── Entries shown ──

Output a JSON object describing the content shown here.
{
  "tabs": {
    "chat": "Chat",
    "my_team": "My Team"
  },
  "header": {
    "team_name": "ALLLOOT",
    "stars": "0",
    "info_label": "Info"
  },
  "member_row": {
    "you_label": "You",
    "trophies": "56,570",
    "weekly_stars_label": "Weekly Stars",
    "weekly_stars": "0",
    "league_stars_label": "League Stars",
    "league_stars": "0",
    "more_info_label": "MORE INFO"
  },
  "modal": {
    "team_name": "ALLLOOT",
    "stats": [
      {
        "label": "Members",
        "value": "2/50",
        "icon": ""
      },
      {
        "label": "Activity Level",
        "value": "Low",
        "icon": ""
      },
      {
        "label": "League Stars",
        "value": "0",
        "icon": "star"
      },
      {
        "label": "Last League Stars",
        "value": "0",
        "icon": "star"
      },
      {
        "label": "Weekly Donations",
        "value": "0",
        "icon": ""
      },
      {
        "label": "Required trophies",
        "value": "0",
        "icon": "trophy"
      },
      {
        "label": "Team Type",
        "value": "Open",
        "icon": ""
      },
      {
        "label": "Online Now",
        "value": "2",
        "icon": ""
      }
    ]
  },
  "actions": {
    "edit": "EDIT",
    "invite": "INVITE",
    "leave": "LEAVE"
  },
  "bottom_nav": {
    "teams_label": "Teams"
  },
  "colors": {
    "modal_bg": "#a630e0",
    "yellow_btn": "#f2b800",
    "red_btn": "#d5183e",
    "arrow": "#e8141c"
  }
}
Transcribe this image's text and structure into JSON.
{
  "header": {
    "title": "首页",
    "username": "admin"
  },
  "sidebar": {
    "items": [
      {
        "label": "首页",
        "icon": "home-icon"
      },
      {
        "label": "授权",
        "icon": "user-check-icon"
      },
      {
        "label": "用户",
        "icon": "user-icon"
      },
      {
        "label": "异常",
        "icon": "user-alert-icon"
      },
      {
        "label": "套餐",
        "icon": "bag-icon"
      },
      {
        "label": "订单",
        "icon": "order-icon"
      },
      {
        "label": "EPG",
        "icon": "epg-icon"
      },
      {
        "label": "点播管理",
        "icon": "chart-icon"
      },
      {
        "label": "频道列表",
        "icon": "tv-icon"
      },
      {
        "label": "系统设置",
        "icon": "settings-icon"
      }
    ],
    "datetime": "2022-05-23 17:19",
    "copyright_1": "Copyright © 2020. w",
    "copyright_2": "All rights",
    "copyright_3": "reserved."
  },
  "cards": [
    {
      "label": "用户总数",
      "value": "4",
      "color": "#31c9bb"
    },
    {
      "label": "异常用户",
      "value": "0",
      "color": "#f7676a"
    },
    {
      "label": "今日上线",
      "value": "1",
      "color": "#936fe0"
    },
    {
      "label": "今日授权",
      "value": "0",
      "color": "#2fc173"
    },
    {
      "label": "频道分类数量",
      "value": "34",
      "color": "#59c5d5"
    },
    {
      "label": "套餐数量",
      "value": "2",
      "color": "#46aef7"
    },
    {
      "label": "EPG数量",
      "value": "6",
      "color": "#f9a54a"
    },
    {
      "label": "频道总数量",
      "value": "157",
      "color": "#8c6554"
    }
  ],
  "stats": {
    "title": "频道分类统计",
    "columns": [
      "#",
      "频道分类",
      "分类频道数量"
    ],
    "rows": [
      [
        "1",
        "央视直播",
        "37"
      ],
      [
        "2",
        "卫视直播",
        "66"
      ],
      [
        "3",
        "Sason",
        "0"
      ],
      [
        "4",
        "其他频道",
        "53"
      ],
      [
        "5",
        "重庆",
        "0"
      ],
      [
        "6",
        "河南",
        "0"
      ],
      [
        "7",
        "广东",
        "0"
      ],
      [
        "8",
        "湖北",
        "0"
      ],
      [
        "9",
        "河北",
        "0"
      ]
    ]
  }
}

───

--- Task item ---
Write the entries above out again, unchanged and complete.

--- Reply to the task ---
Output a JSON object describing the content shown here.
{
  "tabs": {
    "chat": "Chat",
    "my_team": "My Team"
  },
  "header": {
    "team_name": "ALLLOOT",
    "stars": "0",
    "info_label": "Info"
  },
  "member_row": {
    "you_label": "You",
    "trophies": "56,570",
    "weekly_stars_label": "Weekly Stars",
    "weekly_stars": "0",
    "league_stars_label": "League Stars",
    "league_stars": "0",
    "more_info_label": "MORE INFO"
  },
  "modal": {
    "team_name": "ALLLOOT",
    "stats": [
      {
        "label": "Members",
        "value": "2/50",
        "icon": ""
      },
      {
        "label": "Activity Level",
        "value": "Low",
        "icon": ""
      },
      {
        "label": "League Stars",
        "value": "0",
        "icon": "star"
      },
      {
        "label": "Last League Stars",
        "value": "0",
        "icon": "star"
      },
      {
        "label": "Weekly Donations",
        "value": "0",
        "icon": ""
      },
      {
        "label": "Required trophies",
        "value": "0",
        "icon": "trophy"
      },
      {
        "label": "Team Type",
        "value": "Open",
        "icon": ""
      },
      {
        "label": "Online Now",
        "value": "2",
        "icon": ""
      }
    ]
  },
  "actions": {
    "edit": "EDIT",
    "invite": "INVITE",
    "leave": "LEAVE"
  },
  "bottom_nav": {
    "teams_label": "Teams"
  },
  "colors": {
    "modal_bg": "#a630e0",
    "yellow_btn": "#f2b800",
    "red_btn": "#d5183e",
    "arrow": "#e8141c"
  }
}
Transcribe this image's text and structure into JSON.
{
  "header": {
    "title": "首页",
    "username": "admin"
  },
  "sidebar": {
    "items": [
      {
        "label": "首页",
        "icon": "home-icon"
      },
      {
        "label": "授权",
        "icon": "user-check-icon"
      },
      {
        "label": "用户",
        "icon": "user-icon"
      },
      {
        "label": "异常",
        "icon": "user-alert-icon"
      },
      {
        "label": "套餐",
        "icon": "bag-icon"
      },
      {
        "label": "订单",
        "icon": "order-icon"
      },
      {
        "label": "EPG",
        "icon": "epg-icon"
      },
      {
        "label": "点播管理",
        "icon": "chart-icon"
      },
      {
        "label": "频道列表",
        "icon": "tv-icon"
      },
      {
        "label": "系统设置",
        "icon": "settings-icon"
      }
    ],
    "datetime": "2022-05-23 17:19",
    "copyright_1": "Copyright © 2020. w",
    "copyright_2": "All rights",
    "copyright_3": "reserved."
  },
  "cards": [
    {
      "label": "用户总数",
      "value": "4",
      "color": "#31c9bb"
    },
    {
      "label": "异常用户",
      "value": "0",
      "color": "#f7676a"
    },
    {
      "label": "今日上线",
      "value": "1",
      "color": "#936fe0"
    },
    {
      "label": "今日授权",
      "value": "0",
      "color": "#2fc173"
    },
    {
      "label": "频道分类数量",
      "value": "34",
      "color": "#59c5d5"
    },
    {
      "label": "套餐数量",
      "value": "2",
      "color": "#46aef7"
    },
    {
      "label": "EPG数量",
      "value": "6",
      "color": "#f9a54a"
    },
    {
      "label": "频道总数量",
      "value": "157",
      "color": "#8c6554"
    }
  ],
  "stats": {
    "title": "频道分类统计",
    "columns": [
      "#",
      "频道分类",
      "分类频道数量"
    ],
    "rows": [
      [
        "1",
        "央视直播",
        "37"
      ],
      [
        "2",
        "卫视直播",
        "66"
      ],
      [
        "3",
        "Sason",
        "0"
      ],
      [
        "4",
        "其他频道",
        "53"
      ],
      [
        "5",
        "重庆",
        "0"
      ],
      [
        "6",
        "河南",
        "0"
      ],
      [
        "7",
        "广东",
        "0"
      ],
      [
        "8",
        "湖北",
        "0"
      ],
      [
        "9",
        "河北",
        "0"
      ]
    ]
  }
}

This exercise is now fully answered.